Exact copy required. Repeat the records, but keep the pictures out.

───── Information shown ─────

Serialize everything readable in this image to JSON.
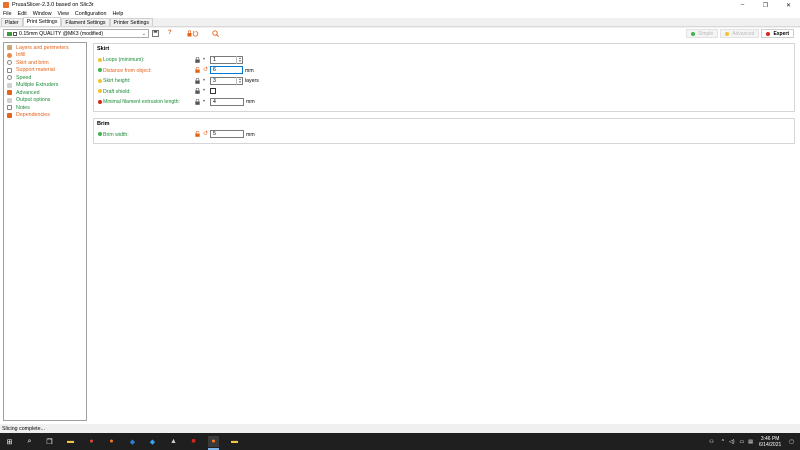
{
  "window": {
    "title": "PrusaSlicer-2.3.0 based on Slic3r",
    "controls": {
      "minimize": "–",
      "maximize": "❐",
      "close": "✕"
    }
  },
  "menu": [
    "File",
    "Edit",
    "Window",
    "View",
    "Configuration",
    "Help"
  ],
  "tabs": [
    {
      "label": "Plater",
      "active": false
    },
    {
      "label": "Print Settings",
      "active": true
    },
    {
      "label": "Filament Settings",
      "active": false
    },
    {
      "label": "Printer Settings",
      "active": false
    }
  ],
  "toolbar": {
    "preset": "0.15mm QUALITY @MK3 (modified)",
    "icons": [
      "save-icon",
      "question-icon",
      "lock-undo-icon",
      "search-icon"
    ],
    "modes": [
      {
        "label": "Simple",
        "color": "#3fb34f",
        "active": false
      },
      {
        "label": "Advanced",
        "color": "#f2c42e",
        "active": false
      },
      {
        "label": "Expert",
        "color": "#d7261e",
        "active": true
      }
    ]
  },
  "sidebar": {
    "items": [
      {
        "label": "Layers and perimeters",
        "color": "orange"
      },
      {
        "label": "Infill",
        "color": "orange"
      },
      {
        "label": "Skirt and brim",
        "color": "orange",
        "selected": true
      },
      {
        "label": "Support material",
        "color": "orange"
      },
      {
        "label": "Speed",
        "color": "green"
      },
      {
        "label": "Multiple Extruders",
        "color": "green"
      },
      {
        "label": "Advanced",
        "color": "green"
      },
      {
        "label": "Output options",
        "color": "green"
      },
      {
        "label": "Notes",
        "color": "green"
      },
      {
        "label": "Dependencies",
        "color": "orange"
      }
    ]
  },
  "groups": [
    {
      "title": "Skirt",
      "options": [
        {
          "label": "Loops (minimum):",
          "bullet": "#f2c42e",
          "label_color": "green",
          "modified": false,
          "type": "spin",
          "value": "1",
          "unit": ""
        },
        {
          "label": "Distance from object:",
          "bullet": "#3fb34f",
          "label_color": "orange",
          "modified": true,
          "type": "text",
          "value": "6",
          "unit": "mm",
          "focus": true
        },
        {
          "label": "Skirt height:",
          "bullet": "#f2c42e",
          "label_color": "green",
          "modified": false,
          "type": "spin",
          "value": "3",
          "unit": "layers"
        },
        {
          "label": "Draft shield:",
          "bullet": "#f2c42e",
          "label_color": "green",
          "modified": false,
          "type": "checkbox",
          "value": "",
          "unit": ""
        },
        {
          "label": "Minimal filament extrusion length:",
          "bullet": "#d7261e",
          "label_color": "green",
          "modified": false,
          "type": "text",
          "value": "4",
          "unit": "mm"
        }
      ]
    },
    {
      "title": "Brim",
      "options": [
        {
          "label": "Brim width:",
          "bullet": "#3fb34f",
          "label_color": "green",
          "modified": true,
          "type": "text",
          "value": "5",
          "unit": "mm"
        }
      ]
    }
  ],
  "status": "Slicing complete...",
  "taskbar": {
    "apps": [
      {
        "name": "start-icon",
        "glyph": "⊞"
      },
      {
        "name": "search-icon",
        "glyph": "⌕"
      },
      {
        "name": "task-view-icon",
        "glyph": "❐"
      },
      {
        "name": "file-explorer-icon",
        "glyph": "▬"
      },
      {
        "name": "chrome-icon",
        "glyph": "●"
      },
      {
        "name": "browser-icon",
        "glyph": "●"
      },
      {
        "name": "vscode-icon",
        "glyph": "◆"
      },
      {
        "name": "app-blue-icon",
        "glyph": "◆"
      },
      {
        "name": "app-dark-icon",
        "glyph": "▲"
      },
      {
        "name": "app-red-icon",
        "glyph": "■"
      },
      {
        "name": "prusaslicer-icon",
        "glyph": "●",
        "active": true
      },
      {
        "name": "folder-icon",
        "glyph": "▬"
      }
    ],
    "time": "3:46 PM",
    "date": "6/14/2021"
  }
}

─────

▶ [Solution to this exercise]
Serialize everything readable in this image to JSON.
{
  "window": {
    "title": "PrusaSlicer-2.3.0 based on Slic3r",
    "controls": {
      "minimize": "–",
      "maximize": "❐",
      "close": "✕"
    }
  },
  "menu": [
    "File",
    "Edit",
    "Window",
    "View",
    "Configuration",
    "Help"
  ],
  "tabs": [
    {
      "label": "Plater",
      "active": false
    },
    {
      "label": "Print Settings",
      "active": true
    },
    {
      "label": "Filament Settings",
      "active": false
    },
    {
      "label": "Printer Settings",
      "active": false
    }
  ],
  "toolbar": {
    "preset": "0.15mm QUALITY @MK3 (modified)",
    "icons": [
      "save-icon",
      "question-icon",
      "lock-undo-icon",
      "search-icon"
    ],
    "modes": [
      {
        "label": "Simple",
        "color": "#3fb34f",
        "active": false
      },
      {
        "label": "Advanced",
        "color": "#f2c42e",
        "active": false
      },
      {
        "label": "Expert",
        "color": "#d7261e",
        "active": true
      }
    ]
  },
  "sidebar": {
    "items": [
      {
        "label": "Layers and perimeters",
        "color": "orange"
      },
      {
        "label": "Infill",
        "color": "orange"
      },
      {
        "label": "Skirt and brim",
        "color": "orange",
        "selected": true
      },
      {
        "label": "Support material",
        "color": "orange"
      },
      {
        "label": "Speed",
        "color": "green"
      },
      {
        "label": "Multiple Extruders",
        "color": "green"
      },
      {
        "label": "Advanced",
        "color": "green"
      },
      {
        "label": "Output options",
        "color": "green"
      },
      {
        "label": "Notes",
        "color": "green"
      },
      {
        "label": "Dependencies",
        "color": "orange"
      }
    ]
  },
  "groups": [
    {
      "title": "Skirt",
      "options": [
        {
          "label": "Loops (minimum):",
          "bullet": "#f2c42e",
          "label_color": "green",
          "modified": false,
          "type": "spin",
          "value": "1",
          "unit": ""
        },
        {
          "label": "Distance from object:",
          "bullet": "#3fb34f",
          "label_color": "orange",
          "modified": true,
          "type": "text",
          "value": "6",
          "unit": "mm",
          "focus": true
        },
        {
          "label": "Skirt height:",
          "bullet": "#f2c42e",
          "label_color": "green",
          "modified": false,
          "type": "spin",
          "value": "3",
          "unit": "layers"
        },
        {
          "label": "Draft shield:",
          "bullet": "#f2c42e",
          "label_color": "green",
          "modified": false,
          "type": "checkbox",
          "value": "",
          "unit": ""
        },
        {
          "label": "Minimal filament extrusion length:",
          "bullet": "#d7261e",
          "label_color": "green",
          "modified": false,
          "type": "text",
          "value": "4",
          "unit": "mm"
        }
      ]
    },
    {
      "title": "Brim",
      "options": [
        {
          "label": "Brim width:",
          "bullet": "#3fb34f",
          "label_color": "green",
          "modified": true,
          "type": "text",
          "value": "5",
          "unit": "mm"
        }
      ]
    }
  ],
  "status": "Slicing complete...",
  "taskbar": {
    "apps": [
      {
        "name": "start-icon",
        "glyph": "⊞"
      },
      {
        "name": "search-icon",
        "glyph": "⌕"
      },
      {
        "name": "task-view-icon",
        "glyph": "❐"
      },
      {
        "name": "file-explorer-icon",
        "glyph": "▬"
      },
      {
        "name": "chrome-icon",
        "glyph": "●"
      },
      {
        "name": "browser-icon",
        "glyph": "●"
      },
      {
        "name": "vscode-icon",
        "glyph": "◆"
      },
      {
        "name": "app-blue-icon",
        "glyph": "◆"
      },
      {
        "name": "app-dark-icon",
        "glyph": "▲"
      },
      {
        "name": "app-red-icon",
        "glyph": "■"
      },
      {
        "name": "prusaslicer-icon",
        "glyph": "●",
        "active": true
      },
      {
        "name": "folder-icon",
        "glyph": "▬"
      }
    ],
    "time": "3:46 PM",
    "date": "6/14/2021"
  }
}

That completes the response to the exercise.